The final demolition of the venerable Tampa Tribune building has begun. Workers began taking down the grand old downtown structure on Parker Street along the Hillsborough River, with plans to replace it with an eight-story apartment building.
Forgive, please, my momentary wistful pause.
The Trib was my work home for nearly 42 years until the company was bought and immediately shuttered by our blood rival, the Tampa Bay Times.
I was in that building on the day it opened, Oct. 18, 1975.
I was in that building on the day it closed, May 3, 2016.
You know, it’s just a building – brick, mortar, desks, carpet and so on. Buildings get demolished all the time in the name of progress. Memories last forever.
The old lady has a lot of stories to tell, too, starting with the day we moved in. I was a member of the Trib’s sports department then, and it was in the middle of football season. On Friday night, with dozens of prep football games to cover, we produced the last paper in the smoky old building in another part of downtown.
Moving in on the weekend was supposed to help the newsroom ease into its new home, but that didn’t matter to the sports department. The day our bosses chose to move us in coincided with the Florida-Florida State football game, which is kind of a big deal every year.
The Gators won, by the way, 34-8. We barely had time to notice our new home.
Eventually, it became a place that was much more than just an office to work. It is where we gathered to celebrate our wins, complain about our bosses, suffer our losses, and mourn for members of our family who left us too soon. There were far too many of those.
It’s where we learned an enthusiastic and gifted young reporter named Todd C. Smith had been murdered while researching a story about drug trafficking in Peru.
It’s the place where senators, governors, mayors and too many other local and state officials to count came to visit and try to curry favor. It’s where I would pick up the phone in the Trib’s sports department and hear George Steinbrenner bellow, “Get me McEwen!” He meant Tom McEwen, the legendary sports columnist.
It’s the place where I was working the night the Tampa Bay Buccaneers won their first game ever, and we were going crazy. A guy called over from the Metro desk, “Hey, sports … any of you guys expecting a call from the White House?”
I was. I had called the press room so we could get official White House reaction to the historic occasion. I was stunned that they actually called back.
It’s the place where a former sports editor, after overseeing coverage of the first Super Bowl played in Tampa, had his car break down on the way home and had to hitch a ride with – wait for it – a circulation truck from the St. Pete Times.

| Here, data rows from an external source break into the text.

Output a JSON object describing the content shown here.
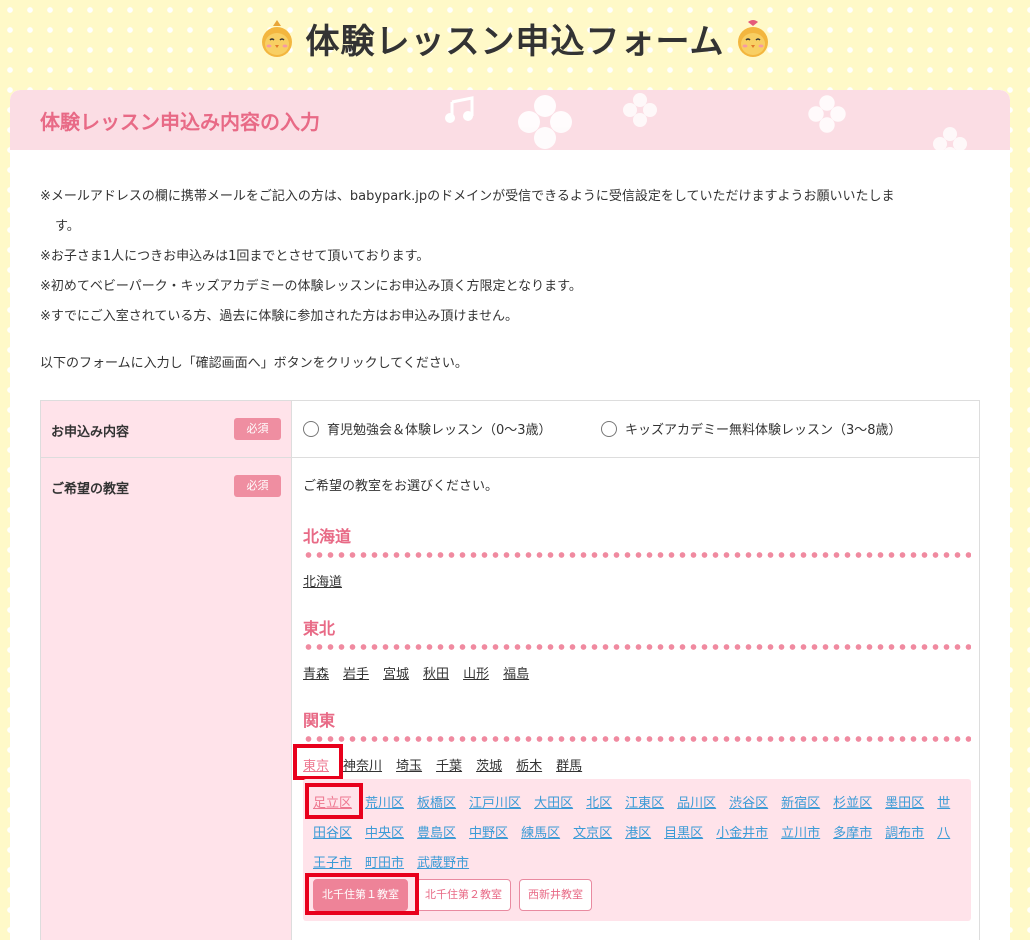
{
  "page_title": "体験レッスン申込フォーム",
  "section_title": "体験レッスン申込み内容の入力",
  "notes": [
    "※メールアドレスの欄に携帯メールをご記入の方は、babypark.jpのドメインが受信できるように受信設定をしていただけますようお願いいたしま",
    "す。",
    "※お子さま1人につきお申込みは1回までとさせて頂いております。",
    "※初めてベビーパーク・キッズアカデミーの体験レッスンにお申込み頂く方限定となります。",
    "※すでにご入室されている方、過去に体験に参加された方はお申込み頂けません。"
  ],
  "instruction": "以下のフォームに入力し「確認画面へ」ボタンをクリックしてください。",
  "form": {
    "application": {
      "label": "お申込み内容",
      "required": "必須",
      "options": [
        "育児勉強会＆体験レッスン（0〜3歳）",
        "キッズアカデミー無料体験レッスン（3〜8歳）"
      ]
    },
    "classroom": {
      "label": "ご希望の教室",
      "required": "必須",
      "prompt": "ご希望の教室をお選びください。",
      "regions": [
        {
          "name": "北海道",
          "prefectures": [
            "北海道"
          ]
        },
        {
          "name": "東北",
          "prefectures": [
            "青森",
            "岩手",
            "宮城",
            "秋田",
            "山形",
            "福島"
          ]
        },
        {
          "name": "関東",
          "prefectures": [
            "東京",
            "神奈川",
            "埼玉",
            "千葉",
            "茨城",
            "栃木",
            "群馬"
          ]
        }
      ],
      "selected_prefecture": "東京",
      "wards": [
        "足立区",
        "荒川区",
        "板橋区",
        "江戸川区",
        "大田区",
        "北区",
        "江東区",
        "品川区",
        "渋谷区",
        "新宿区",
        "杉並区",
        "墨田区",
        "世田谷区",
        "中央区",
        "豊島区",
        "中野区",
        "練馬区",
        "文京区",
        "港区",
        "目黒区",
        "小金井市",
        "立川市",
        "多摩市",
        "調布市",
        "八王子市",
        "町田市",
        "武蔵野市"
      ],
      "selected_ward": "足立区",
      "branches": [
        "北千住第１教室",
        "北千住第２教室",
        "西新井教室"
      ],
      "selected_branch": "北千住第１教室"
    }
  },
  "colors": {
    "accent": "#e86a86",
    "badge": "#ef8ea1",
    "link": "#3c9bd6",
    "highlight": "#e8001c"
  }
}
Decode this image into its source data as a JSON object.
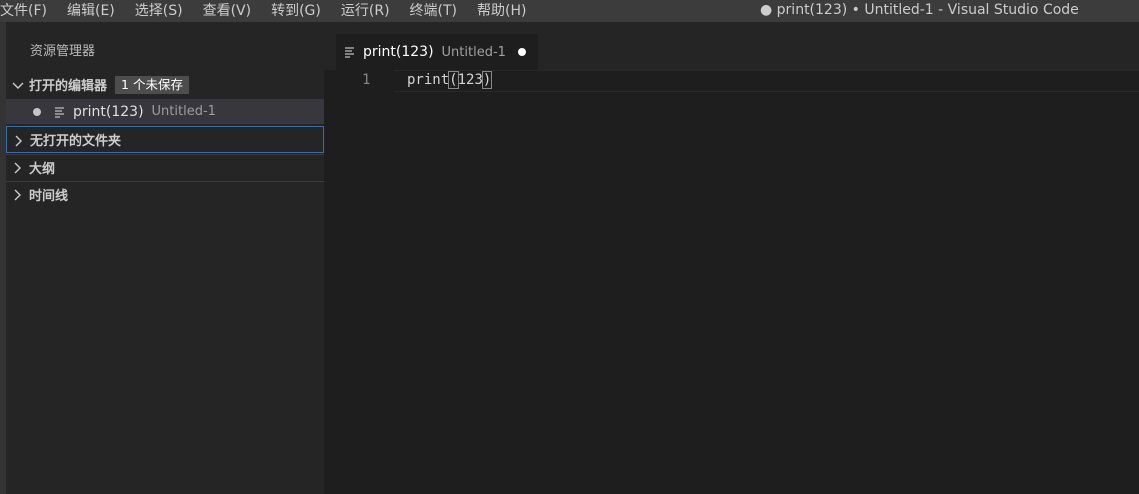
{
  "menu": {
    "items": [
      "文件(F)",
      "编辑(E)",
      "选择(S)",
      "查看(V)",
      "转到(G)",
      "运行(R)",
      "终端(T)",
      "帮助(H)"
    ]
  },
  "window": {
    "title": "● print(123) • Untitled-1 - Visual Studio Code"
  },
  "sidebar": {
    "title": "资源管理器",
    "open_editors": {
      "label": "打开的编辑器",
      "badge": "1 个未保存",
      "items": [
        {
          "name": "print(123)",
          "description": "Untitled-1",
          "icon": "file-lines-icon",
          "dirty": true
        }
      ]
    },
    "sections": {
      "no_folder": "无打开的文件夹",
      "outline": "大纲",
      "timeline": "时间线"
    }
  },
  "editor": {
    "tab": {
      "name": "print(123)",
      "description": "Untitled-1",
      "icon": "file-lines-icon",
      "dirty": true
    },
    "lines": [
      {
        "number": "1",
        "prefix": "print",
        "open_bracket": "(",
        "content": "123",
        "close_bracket": ")"
      }
    ]
  },
  "colors": {
    "titlebar": "#3c3c3c",
    "sidebar": "#252526",
    "editor": "#1e1e1e",
    "selection_row": "#37373d",
    "focus_border": "#3a6ea5"
  }
}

I know of at least one fistfight that happened between a reporter and his editor over a story. It wasn’t me, by the way.
It’s where a former publisher, who was noted for frugality, invited all employees to celebrate coverage of one of the Super Bowls in Tampa. Unfortunately, he told us after a week of producing extra-large papers that were crammed full of expensive ads, we had to pay 50 cents for each hot dog.
It’s the place where a couple of mischievous editors took a portable swimming pool into the office of another editor who was on vacation and filled it with water. When that traveling editor returned, well … ever try to move a filled pool in the middle of an office while maintaining your dignity?
It’s the place where former publisher Doyle Harvill used to wander through the newsroom and put out his ever-present cigarettes in potted plants on various reporters’ desks.
In later years, it was a place where we huddled together as our numbers shrank because of layoffs. We hugged colleagues who had gotten the news. We were sometimes secretly jealous of others who got out while the getting was good.
And, yeah, it’s the place where the owners of Revolution Capital told us they had purchased the Trib from Media General and promised us they were in for the long haul. I think we all knew better. Those guys didn’t know much about running a newspaper and didn’t appear too interested in learning.
They got what they wanted when they sold our building to the group that had plans for the site that didn’t include a daily newspaper. We’re seeing the fruits of that now.
You know what, though? You can knock the building down, and you can even close the Trib, and life goes on. But a bunch of us know what we did, how much fun we had, what we meant to each other, and that we made a difference.
We were the Trib.
We were Tampa.
No wrecking ball can change that.